I make the same mistake all over on my photography path. I always want and almost expect to get my camera out, take a photo and be a witness to how great an image I created.
Stupid, right? It happens here and there that the first photo is good, sometimes better than the following ones but much more often I need to start somewhere, immerse myself in the photography mood and build up.
The same applies to editing. I edit a photo or two and don’t like any of that, but the process may give me an idea for editing an absolutely different photo. Like in case of this lawn rake.
Today I wanted to create an image of a beautiful flower from our garden but I was disappointed with the results. I even deleted the intended photo. But I tried more, used a different photo from the same photo session and applied the black&white settings I thought would be interesting in that flower photo. Eventually I came up with this garden phantasy of a lawn rake.
Can you see the water running out of a watering can in the first photo? I love that imaginary result. And I got there gradually, first shooting the flower and only later the lawn rake, first editing the flower and only then the lawn rake. And both capturing the flower as well as editing its photos lead me to these images I’m happy about.

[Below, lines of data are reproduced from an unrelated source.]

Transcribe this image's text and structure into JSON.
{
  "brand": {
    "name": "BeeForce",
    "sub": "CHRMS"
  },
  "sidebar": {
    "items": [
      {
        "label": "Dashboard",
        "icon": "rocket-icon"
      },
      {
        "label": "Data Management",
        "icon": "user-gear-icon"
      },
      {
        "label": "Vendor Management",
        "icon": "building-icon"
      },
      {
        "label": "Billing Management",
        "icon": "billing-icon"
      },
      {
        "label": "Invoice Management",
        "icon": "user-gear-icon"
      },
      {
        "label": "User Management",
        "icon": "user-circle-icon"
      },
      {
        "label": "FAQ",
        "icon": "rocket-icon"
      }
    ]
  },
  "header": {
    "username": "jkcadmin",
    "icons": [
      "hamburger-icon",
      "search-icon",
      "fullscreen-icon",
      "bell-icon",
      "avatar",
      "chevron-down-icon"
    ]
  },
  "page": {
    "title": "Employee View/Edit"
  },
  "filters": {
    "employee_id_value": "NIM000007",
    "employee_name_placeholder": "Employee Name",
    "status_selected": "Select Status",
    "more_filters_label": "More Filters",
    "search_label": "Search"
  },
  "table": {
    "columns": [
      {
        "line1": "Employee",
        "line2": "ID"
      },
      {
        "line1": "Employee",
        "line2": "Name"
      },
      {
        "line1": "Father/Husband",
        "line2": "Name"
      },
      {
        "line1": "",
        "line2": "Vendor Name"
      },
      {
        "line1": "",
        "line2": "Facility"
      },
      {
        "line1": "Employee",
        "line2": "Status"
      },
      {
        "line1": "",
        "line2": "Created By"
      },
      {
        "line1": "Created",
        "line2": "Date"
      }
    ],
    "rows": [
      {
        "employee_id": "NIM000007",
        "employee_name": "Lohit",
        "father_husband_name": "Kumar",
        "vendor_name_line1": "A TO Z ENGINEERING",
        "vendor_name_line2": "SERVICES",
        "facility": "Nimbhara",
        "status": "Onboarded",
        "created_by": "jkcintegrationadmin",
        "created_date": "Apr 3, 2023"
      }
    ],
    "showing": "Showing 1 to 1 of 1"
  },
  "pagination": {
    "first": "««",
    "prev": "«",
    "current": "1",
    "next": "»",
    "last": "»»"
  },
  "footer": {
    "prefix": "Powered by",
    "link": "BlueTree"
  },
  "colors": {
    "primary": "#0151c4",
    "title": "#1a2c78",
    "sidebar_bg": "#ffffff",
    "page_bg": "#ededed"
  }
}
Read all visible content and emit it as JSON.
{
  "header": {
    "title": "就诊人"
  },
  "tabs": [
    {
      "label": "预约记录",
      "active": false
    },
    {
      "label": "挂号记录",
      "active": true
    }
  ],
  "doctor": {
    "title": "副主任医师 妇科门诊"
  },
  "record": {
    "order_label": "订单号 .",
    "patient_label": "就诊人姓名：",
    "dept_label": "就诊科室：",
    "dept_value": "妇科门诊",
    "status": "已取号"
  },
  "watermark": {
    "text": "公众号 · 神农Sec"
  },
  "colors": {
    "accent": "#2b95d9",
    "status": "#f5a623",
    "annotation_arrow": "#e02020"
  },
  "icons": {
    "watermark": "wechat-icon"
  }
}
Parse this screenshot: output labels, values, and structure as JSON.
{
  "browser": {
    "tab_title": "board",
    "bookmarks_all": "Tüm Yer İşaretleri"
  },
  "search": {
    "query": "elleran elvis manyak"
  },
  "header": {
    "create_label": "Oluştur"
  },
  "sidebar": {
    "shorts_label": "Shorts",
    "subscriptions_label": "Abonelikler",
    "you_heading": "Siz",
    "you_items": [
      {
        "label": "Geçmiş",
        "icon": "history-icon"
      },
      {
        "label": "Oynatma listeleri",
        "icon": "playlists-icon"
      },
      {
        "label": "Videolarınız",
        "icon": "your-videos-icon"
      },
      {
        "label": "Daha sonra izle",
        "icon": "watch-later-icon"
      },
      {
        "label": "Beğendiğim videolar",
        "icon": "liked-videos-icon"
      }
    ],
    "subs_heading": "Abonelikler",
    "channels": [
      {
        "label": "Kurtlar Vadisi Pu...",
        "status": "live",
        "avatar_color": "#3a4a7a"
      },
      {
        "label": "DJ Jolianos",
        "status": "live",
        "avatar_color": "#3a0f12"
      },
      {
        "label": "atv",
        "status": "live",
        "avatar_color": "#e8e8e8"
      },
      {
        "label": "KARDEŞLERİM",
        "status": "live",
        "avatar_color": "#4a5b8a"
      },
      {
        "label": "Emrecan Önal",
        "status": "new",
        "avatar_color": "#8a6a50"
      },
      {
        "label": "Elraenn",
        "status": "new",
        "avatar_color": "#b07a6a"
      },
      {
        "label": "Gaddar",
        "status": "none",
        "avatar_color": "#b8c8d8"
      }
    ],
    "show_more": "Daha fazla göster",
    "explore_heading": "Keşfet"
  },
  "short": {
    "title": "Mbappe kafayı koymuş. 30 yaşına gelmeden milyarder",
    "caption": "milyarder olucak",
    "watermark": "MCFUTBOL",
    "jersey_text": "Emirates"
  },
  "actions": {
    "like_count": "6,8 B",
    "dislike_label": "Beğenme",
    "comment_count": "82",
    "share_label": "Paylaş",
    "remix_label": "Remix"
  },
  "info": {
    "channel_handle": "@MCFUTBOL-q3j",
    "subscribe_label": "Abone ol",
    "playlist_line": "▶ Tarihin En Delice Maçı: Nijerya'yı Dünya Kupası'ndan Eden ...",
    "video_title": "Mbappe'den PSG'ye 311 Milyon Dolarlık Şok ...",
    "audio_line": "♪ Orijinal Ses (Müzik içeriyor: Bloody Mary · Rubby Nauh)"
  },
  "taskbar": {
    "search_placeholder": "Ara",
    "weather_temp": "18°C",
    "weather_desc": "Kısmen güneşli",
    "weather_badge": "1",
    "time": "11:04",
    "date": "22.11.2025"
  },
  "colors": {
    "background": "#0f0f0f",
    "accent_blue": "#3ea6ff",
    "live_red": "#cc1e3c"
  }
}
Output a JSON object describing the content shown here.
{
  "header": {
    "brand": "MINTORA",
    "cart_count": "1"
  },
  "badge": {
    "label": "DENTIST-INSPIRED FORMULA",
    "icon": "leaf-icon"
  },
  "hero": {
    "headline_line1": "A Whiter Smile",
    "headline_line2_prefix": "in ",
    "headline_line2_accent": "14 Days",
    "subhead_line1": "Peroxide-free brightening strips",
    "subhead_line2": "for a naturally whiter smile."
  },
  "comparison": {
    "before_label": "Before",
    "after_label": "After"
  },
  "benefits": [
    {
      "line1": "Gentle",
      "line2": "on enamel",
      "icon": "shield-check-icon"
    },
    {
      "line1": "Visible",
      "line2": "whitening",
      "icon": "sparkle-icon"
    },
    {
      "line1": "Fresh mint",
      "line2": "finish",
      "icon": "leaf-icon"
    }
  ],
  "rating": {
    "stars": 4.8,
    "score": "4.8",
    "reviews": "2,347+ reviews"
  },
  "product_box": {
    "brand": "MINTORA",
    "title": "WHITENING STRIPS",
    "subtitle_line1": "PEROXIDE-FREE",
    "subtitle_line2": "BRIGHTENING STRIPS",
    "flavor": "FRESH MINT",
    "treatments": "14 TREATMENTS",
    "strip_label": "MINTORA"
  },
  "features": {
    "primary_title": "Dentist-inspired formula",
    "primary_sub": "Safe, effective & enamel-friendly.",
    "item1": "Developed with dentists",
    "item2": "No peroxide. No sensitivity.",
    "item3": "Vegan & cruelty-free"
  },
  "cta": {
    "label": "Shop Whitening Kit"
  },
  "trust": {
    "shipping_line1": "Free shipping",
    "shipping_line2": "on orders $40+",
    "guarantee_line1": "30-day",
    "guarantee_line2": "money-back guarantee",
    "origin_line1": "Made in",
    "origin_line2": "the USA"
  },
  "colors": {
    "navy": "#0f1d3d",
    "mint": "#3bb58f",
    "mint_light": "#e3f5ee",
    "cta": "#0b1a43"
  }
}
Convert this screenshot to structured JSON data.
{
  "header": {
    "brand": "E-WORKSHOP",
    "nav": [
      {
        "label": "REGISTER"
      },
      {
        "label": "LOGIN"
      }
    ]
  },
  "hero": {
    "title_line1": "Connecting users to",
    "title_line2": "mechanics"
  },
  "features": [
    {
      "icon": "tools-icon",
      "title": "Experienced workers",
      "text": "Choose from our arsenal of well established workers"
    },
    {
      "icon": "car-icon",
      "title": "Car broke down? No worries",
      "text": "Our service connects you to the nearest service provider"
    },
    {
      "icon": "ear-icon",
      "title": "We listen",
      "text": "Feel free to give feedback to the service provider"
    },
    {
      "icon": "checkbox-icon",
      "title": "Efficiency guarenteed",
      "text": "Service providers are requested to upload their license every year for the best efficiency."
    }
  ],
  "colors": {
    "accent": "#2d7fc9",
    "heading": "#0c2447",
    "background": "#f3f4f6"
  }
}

I would like to emphasize how much important it is not to become deterred when things don’t look good at the beginning. Don’t be ashamed that whatever the idea was, the first photos may not fulfil your expectations and that they may not be well-done or interesting at all. What’s much more important is that they may show a way and lead you somewhere deeper. If you learn from them, if you listen to them, if you listen to yourself.
Let’s learn to build up.